That's exactly what Rick Scott's campaign did last month when it bought an ad during ESPN's national broadcast of a University of Miami football game.

The Scott campaign told NBC News that it actually saved money by purchasing a national spot on ESPN's broadcast instead of a state-wide buy. So for a cheaper price, the campaign beamed its ad into the homes of everyone watching the game, in Florida and across the country.

Gov. Rick Scott looks out the window of a C-130 as he looks at damage to the Florida Keys during the aftermath of Hurricane Irma
Gov. Rick Scott looks out the window of a C-130 as he looks at damage to the Florida Keys during the aftermath of Hurricane Irma, on Sept. 11, 2017. His Senate campaign ad focuses on the response to the storm.Jesse Romimora / Governor's Press Office via AP

Many other campaigns have made the same calculation.

Michigan Republican Rep. Mike Bishop and Michigan Republican gubernatorial nominee Bill Schuette both ran ads during Saturday's college football game between Michigan State University and Northwestern University. And on Sunday, Georgia Democratic gubernatorial hopeful Stacey Abrams booked a national spot during the Atlanta Braves's playoff game against the Los Angeles Dodgers on Fox Sports 1.

Not all candidates want their messages to reach a national audience. But to those who do, there are clear benefits.

If the national spot is cheaper and hits the same in-state audience, then a campaign both saving money and still expanding its reach.

Ultimately, the dynamics don't appear to be shifting any time soon, making sports a continually reliable home for campaign ads. And the strategy might become more popular in the coming weeks, with the college football schedule and Major League Baseball pulling in major audiences in key battleground states.

"It goes back to campaign fundamentals; part of my job is to create the best content I can, but the other part of the job is get in front of the most targeted eyeballs I can in the most cost-effective way," Phillips, the GOP media consultant, said.

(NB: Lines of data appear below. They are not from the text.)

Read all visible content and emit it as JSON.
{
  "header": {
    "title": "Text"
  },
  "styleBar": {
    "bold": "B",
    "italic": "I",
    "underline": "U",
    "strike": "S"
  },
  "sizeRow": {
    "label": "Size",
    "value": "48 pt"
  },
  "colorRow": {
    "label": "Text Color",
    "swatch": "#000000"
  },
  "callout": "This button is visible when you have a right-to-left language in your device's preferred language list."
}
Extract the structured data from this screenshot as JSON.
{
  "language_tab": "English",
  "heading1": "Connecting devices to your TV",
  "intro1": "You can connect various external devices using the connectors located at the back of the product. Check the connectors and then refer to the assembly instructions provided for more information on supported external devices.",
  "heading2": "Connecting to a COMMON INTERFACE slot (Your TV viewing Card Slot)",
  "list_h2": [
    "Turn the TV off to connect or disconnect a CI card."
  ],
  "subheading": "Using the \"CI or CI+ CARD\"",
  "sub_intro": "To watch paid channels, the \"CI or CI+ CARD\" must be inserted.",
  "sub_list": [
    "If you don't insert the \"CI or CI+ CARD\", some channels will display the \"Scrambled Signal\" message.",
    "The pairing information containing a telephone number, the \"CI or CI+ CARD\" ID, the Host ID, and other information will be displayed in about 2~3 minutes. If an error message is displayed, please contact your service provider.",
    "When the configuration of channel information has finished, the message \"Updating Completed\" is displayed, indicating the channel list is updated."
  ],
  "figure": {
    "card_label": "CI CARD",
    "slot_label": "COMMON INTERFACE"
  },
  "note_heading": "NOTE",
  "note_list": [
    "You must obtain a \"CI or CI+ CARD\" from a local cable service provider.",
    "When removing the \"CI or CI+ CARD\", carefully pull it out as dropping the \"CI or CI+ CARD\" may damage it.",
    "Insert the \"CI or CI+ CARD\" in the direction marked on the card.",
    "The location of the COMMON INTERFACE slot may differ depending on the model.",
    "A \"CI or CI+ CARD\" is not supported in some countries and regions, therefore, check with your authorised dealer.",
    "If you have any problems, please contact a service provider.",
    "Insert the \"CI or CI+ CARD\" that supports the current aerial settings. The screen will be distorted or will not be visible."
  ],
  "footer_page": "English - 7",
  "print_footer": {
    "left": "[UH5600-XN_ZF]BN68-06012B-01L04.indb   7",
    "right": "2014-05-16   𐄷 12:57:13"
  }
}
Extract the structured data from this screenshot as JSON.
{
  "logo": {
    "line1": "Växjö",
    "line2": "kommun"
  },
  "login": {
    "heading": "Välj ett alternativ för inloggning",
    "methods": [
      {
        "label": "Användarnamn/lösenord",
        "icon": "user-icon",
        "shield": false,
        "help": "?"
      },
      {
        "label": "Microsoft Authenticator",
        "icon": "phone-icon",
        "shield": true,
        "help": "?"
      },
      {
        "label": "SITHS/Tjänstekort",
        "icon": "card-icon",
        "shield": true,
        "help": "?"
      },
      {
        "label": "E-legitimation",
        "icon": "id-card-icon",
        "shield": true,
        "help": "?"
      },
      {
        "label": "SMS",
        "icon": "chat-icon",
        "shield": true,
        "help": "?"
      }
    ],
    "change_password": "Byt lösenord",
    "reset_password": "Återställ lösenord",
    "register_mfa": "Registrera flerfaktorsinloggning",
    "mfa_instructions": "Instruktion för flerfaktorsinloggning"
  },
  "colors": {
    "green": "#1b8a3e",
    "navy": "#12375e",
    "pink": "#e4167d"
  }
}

"People are more emotionally invested in sports over the long-term than they are in a scripted series that may last two or three years. There are 100 seasons of history in the Green Bay Packers."